Is it possible my neighbor just made a mistake?
Quote from Qwerty, February, 2011
"I still find plenty of new thins to screw up. The increasingly complex idiocy that I can create is proof positive that evolution is real."
If anything, I expect you're misquoting him. It's hard to believe that this day and age anyone could be so ignorant. No, it isn't, this is America, land of the self-esteemed ignorant, home of the narcissistic. (The members of this forum who live outside the U. S. of A. are trying really hard not to LOL.)
Instruction should vary according to the severity of the likely consequences of ignorance. Correction of misinformation should correspond to the likely consequences, political correctness be damned if the likely consequences are severe enough. Your neighbor disseminates misinformation that can easily be lethal to the practioner or any innocent on or near the road. Adamant correction is justified.
Tirebiter, that is an awesome trailer. The solution to your problem of hauling a variety of bikes is repostionable tire chocks. If you are handy, you can make these
much cheaper than you can buy them. With this kit
, you get a chock and all the hardware. Order extra hardware to move the kit to other positions.
I've made my own mounts, nuts welded to angle iron that attach permanently to the frame rails under the bed, in essence, creating additional crossmembers. Drop a bolt through the hole in a chock, through the hole in the floor, and hit it with an air ratchet. On or off in 60 seconds. My brother uses wing bolts--no tools necessary.

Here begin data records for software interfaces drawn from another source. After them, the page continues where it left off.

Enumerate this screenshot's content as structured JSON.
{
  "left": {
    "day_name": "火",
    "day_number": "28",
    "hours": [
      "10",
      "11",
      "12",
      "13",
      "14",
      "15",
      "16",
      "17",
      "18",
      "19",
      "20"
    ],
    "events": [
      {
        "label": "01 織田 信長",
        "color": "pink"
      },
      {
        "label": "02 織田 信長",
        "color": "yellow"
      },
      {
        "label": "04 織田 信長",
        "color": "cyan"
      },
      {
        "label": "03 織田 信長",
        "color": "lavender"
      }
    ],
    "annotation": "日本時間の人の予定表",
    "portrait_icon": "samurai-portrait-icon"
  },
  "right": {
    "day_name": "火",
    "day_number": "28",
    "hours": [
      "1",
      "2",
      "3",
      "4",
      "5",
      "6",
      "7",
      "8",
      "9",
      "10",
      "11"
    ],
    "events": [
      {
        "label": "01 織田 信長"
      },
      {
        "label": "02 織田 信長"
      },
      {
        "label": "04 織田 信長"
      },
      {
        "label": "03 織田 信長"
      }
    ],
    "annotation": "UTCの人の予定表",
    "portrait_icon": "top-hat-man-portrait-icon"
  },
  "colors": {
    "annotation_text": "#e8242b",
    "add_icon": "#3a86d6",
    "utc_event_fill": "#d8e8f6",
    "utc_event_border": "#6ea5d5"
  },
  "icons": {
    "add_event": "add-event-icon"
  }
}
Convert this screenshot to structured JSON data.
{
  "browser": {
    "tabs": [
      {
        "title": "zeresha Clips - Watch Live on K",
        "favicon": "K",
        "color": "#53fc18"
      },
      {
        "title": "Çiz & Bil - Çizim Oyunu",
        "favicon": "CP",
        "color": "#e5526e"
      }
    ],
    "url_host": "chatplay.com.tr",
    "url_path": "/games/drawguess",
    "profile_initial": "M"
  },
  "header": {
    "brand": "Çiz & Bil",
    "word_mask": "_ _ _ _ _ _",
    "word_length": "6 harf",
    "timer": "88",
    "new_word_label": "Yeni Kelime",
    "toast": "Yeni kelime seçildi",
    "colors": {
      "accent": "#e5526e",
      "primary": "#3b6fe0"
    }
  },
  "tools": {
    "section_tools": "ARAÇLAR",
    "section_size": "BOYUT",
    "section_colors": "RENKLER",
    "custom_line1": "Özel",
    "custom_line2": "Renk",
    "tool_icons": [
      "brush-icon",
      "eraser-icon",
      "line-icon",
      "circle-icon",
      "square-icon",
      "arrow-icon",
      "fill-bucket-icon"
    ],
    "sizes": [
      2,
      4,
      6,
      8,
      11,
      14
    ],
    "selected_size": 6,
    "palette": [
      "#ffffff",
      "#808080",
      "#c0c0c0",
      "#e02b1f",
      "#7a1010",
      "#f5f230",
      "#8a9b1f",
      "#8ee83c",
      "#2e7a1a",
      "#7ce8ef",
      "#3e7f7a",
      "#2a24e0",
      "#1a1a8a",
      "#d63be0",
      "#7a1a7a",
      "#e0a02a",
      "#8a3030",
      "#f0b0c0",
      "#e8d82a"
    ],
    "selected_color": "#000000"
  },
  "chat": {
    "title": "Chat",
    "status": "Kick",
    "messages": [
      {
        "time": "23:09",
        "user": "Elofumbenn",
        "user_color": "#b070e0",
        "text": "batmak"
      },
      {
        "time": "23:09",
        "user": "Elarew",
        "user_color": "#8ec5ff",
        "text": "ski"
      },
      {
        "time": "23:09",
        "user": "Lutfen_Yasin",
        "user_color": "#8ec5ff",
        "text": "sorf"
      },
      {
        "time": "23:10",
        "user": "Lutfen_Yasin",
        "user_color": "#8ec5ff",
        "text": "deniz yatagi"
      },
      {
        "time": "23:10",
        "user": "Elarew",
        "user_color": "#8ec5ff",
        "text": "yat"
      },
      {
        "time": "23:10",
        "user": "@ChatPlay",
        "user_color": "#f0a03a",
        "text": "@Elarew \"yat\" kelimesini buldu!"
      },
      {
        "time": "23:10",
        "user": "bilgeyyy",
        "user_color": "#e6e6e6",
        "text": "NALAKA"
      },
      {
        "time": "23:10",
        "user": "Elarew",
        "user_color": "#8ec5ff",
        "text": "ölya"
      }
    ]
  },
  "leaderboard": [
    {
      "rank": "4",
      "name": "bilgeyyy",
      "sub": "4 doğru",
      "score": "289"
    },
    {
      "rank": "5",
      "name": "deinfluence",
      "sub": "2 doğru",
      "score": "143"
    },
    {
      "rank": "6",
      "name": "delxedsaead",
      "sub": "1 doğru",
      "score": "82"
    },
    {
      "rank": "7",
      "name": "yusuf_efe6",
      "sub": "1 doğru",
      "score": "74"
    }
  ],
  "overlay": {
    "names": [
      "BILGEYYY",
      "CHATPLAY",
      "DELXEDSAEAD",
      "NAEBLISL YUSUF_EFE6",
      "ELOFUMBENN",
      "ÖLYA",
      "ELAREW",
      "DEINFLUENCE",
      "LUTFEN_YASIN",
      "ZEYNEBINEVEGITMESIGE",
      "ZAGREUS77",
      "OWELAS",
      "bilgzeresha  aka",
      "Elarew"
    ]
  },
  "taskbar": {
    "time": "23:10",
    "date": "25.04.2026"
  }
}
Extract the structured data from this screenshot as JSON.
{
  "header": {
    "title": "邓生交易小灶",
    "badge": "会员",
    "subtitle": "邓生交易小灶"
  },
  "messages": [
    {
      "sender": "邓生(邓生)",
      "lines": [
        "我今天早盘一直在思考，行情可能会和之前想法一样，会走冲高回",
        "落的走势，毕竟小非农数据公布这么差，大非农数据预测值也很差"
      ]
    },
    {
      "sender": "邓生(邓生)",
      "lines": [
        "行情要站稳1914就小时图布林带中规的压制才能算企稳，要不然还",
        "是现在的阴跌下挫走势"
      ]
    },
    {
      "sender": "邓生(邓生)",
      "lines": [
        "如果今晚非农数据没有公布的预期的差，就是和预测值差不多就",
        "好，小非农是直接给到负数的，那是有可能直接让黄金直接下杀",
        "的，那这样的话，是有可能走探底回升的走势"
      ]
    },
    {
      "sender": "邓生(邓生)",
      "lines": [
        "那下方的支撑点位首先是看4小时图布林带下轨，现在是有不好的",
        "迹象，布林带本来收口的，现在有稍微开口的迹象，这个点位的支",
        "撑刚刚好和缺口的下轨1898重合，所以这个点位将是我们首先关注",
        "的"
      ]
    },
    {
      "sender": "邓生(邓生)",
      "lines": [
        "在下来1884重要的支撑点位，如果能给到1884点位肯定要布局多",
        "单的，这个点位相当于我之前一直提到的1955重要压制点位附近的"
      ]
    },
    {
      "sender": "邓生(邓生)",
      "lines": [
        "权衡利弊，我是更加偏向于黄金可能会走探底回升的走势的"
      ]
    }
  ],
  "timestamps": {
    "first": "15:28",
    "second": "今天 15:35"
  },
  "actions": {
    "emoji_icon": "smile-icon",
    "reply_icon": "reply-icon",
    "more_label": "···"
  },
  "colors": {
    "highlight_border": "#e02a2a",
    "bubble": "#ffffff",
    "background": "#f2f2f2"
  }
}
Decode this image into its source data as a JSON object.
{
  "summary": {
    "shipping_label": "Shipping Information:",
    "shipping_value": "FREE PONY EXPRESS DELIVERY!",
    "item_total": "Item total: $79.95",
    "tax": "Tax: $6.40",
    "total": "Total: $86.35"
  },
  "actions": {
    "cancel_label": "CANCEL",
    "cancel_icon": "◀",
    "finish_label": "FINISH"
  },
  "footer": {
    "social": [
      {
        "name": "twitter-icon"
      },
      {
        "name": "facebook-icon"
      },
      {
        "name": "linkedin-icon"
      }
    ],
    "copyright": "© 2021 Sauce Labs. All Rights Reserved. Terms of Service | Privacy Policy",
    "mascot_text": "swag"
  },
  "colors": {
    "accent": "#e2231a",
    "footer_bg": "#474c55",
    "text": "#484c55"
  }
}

If you have 80 pounds of tongue weight on a 400 pound trailer you are kind of pushing the upper limit on tongue weight when empty. On such a small trailer, that is perfectly acceptable.
Add a TW with farkles and fluids, and 80 pounds of hitch weight will be about perfect. Measure tongue weight by blocking up a bathroom scale under the coupler when the trailer frame is level. Be sure to adjust your ball height when hooked to the tow vehicle so the frame is level when towing. It is not unusual to need to adjust ball height for changes in loaded trailer weight. Use a ball mount with a different rise or drop and/or use a ball with a different length shank, as needed. As long as your tongue weight is 10-20% of trailer weight and doesn't exceed hitch or tow vehicle capacities, having the frame level will provide more benefit than dorking with tongue weight.
A single-axle trailer tilted forward will gain tongue weight and force the wheels to move forward as well as up when hitting a bump, resulting in a harsh ride. The result can impart a jerky feel to the tow vehicle and even small, sharp bumps can force the tires off the pavement. Traction suffers when the tires do not touch the road. The trailer often will not track straight behind the tow vehicle when the tires are in the air and will yank the back end of the tow vehicle around when the tires hit the pavement again. Hit the brakes when the trailer is in the air and it will jacknife in 0.02 second. Also, the springs will not carry load as well, which could result in bottoming out.
A single axle trailer tilted back will lose tongue weight and also reduce spring capacity. The result is a tendency to feel constant drag in the tow vehicle, as if someone was playing with trailer brakes. Also, expect lots of sway, especially on off-camber surfaces and in crosswinds. The ride probably won't be especially jerky unless the springs bottom out, but the tow vehicle simply won't go straight.
A properly set up trailer will not be felt on the road under most circumstances. If you're getting jerked around or constantly correcting steering to keep going straight while towing, something isn't right. I added a piece of angle across the front of my trailer, and made it long enough to see the anber clearance lights mounted on the front in the mirrors. My minivan is a cargo version with no back windows and most of the time the only way I can tell the trailer is back there cruising down the highway is to look for those amber clearance lights.